One of the best known scenes of the park, the El Capitan massive granite face will be one of the first things seen when entering Yosemite Valley. Because of its location and the direction it faces, plus its size, there is nice light on El Capitan during both sunrise and sunset (although the latter is certainly more popular). It is best viewed from Tunnel View, Gates of the Valley, the field near Bridalveil Creek, El Capitan Meadow, Cathedral Picnic Area. Valley View is a good place for sunset shots and possible reflections.
Half Dome is the icon for the park itself and is also used around the world, including in the logo for North Face. Most photographers attempt to capture Half Dome during a storm when there is dramatic light or during sunset. With sunrise, the sun often rises at the wrong angle most of the year, although with the right clouds, there are some pretty amazing photos. There are a variety of spots to get awesome views of Half Dome: Sentinel Bridge, field opposite Lower Yosemite Falls trail head, Glacier Point, field opposite Curry Village, Merced River Spot outside Yosemite Village parking (sunset). There is also a good view point from the Oak Flats Road, on the way into the park, and it is less crowded. A good sunset view of Half Dome is from Sentinel Bridge.
A gorgeous series of three granite peaks set in the heart of Yosemite Valley. The Three Brothers are great if there are dramatic clouds. Catching it at sunset can also be pretty spectacular! The best view is from a spot near Sentinel Beach, when there is no wind.
If there is time, located past the Eastern Entrance to Yosemite National Park, is the small town of Lee Vining at the gorgeous saline body of water, Mono Lake.
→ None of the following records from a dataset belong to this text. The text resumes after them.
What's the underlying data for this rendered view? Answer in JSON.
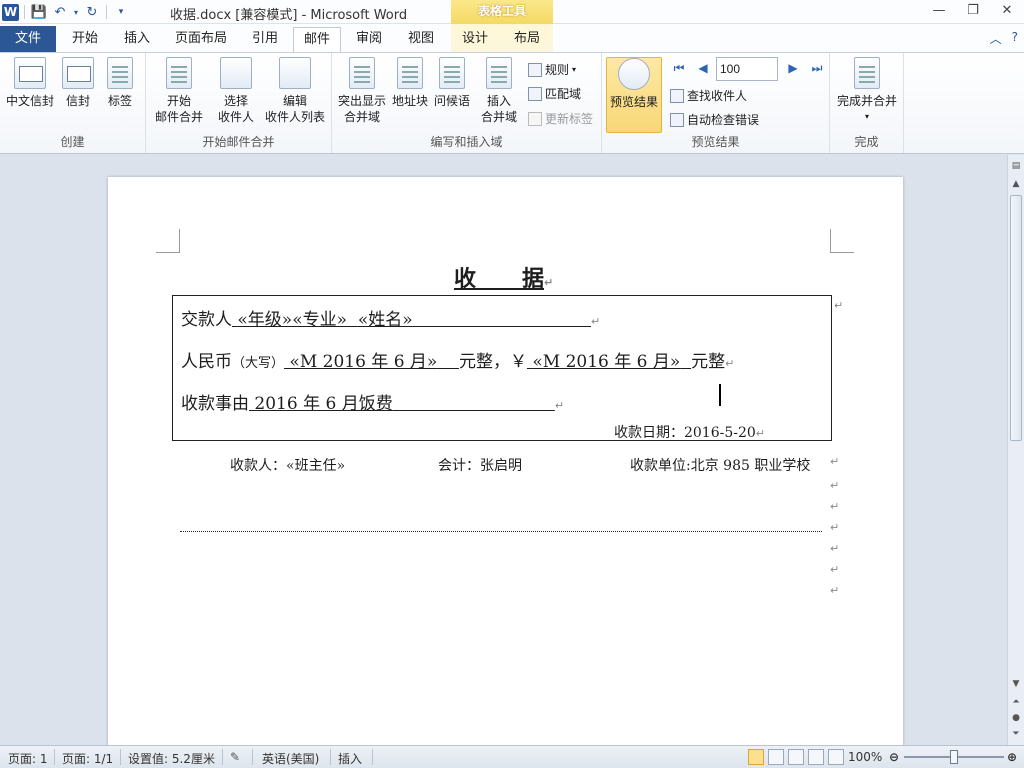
{
  "titlebar": {
    "title": "收据.docx [兼容模式] - Microsoft Word",
    "context_group": "表格工具",
    "minimize": "—",
    "restore": "❐",
    "close": "✕"
  },
  "tabs": {
    "file": "文件",
    "items": [
      "开始",
      "插入",
      "页面布局",
      "引用",
      "邮件",
      "审阅",
      "视图",
      "设计",
      "布局"
    ],
    "active": "邮件"
  },
  "ribbon": {
    "groups": {
      "create": "创建",
      "start_merge": "开始邮件合并",
      "write_insert": "编写和插入域",
      "preview": "预览结果",
      "finish": "完成"
    },
    "create": {
      "chinese_envelope": "中文信封",
      "envelope": "信封",
      "labels": "标签"
    },
    "start_merge": {
      "start_line1": "开始",
      "start_line2": "邮件合并",
      "select_line1": "选择",
      "select_line2": "收件人",
      "edit_line1": "编辑",
      "edit_line2": "收件人列表"
    },
    "write_insert": {
      "highlight_line1": "突出显示",
      "highlight_line2": "合并域",
      "address_block": "地址块",
      "greeting": "问候语",
      "insert_line1": "插入",
      "insert_line2": "合并域",
      "rules": "规则",
      "match_fields": "匹配域",
      "update_labels": "更新标签"
    },
    "preview": {
      "preview_results": "预览结果",
      "record_value": "100",
      "find_recipient": "查找收件人",
      "auto_check": "自动检查错误"
    },
    "finish": {
      "finish_merge": "完成并合并"
    }
  },
  "document": {
    "title_left": "收",
    "title_right": "据",
    "line1": {
      "label": "交款人",
      "field1": "«年级»«专业»",
      "field2": "«姓名»"
    },
    "line2": {
      "label": "人民币",
      "label_small": "（大写）",
      "field1": "«M 2016 年 6 月»",
      "text1": "元整，￥",
      "field2": "«M 2016 年 6 月»",
      "text2": "元整"
    },
    "line3": {
      "label": "收款事由",
      "value": "2016 年 6 月饭费"
    },
    "date": "收款日期：2016-5-20",
    "payee": "收款人：«班主任»",
    "accountant": "会计：张启明",
    "unit": "收款单位:北京 985 职业学校"
  },
  "statusbar": {
    "page": "页面: 1",
    "pages": "页面: 1/1",
    "setting": "设置值: 5.2厘米",
    "language": "英语(美国)",
    "mode": "插入",
    "zoom": "100%"
  }
}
Most photographers that visit Yosemite also try to spend at least one or two days photographing Mono as the mineral deposits that have created large tufas towers along the southern edge of the lake are fun to photograph. Both sunset and sunrise here are good, although the sunrise is what normal is recommended. This is a three-hour drive from the lodge (one way).
This trip will allow practice and integration of techniques learned in classes. A minimum of 4 participants is required for this trip to be executed, with a maximum of 7 participants, so there is time for each participant to receive the instructor’s attention and guidance. Participants are requested to process images daily and to deliver 15 images to the instructor at the trip termination. Further details of the deliverable format will be provided on the first day of the trip.
The cost of the trip is $2,275, based on double occupancy. An additional single occupancy supplement of $510 is available if needed. A deposit of $700 is required when registering, with final payment due 60 days prior to the trip (April 23). Recommended equipment and packing suggestions will be provided when the final payment is made.
Included: Transportation from and back to Sacramento International Airport (excluding gas), entry fees to the park, Yosemite National Park staff photographer session, lodging and full attention from our instructor.
Not Included in the trip cost: Airfare to and from Sacramento International Airport; gas, meals, other than those specified in the itinerary; personal expenses (laundry, bar, gifts) and tips for guides. Costs for food and gas will be divided at the end of the trip. Travel insurance is highly recommended (we can obtain it for you).
A minimum of 4 participants is required for this trip; maximum is 7.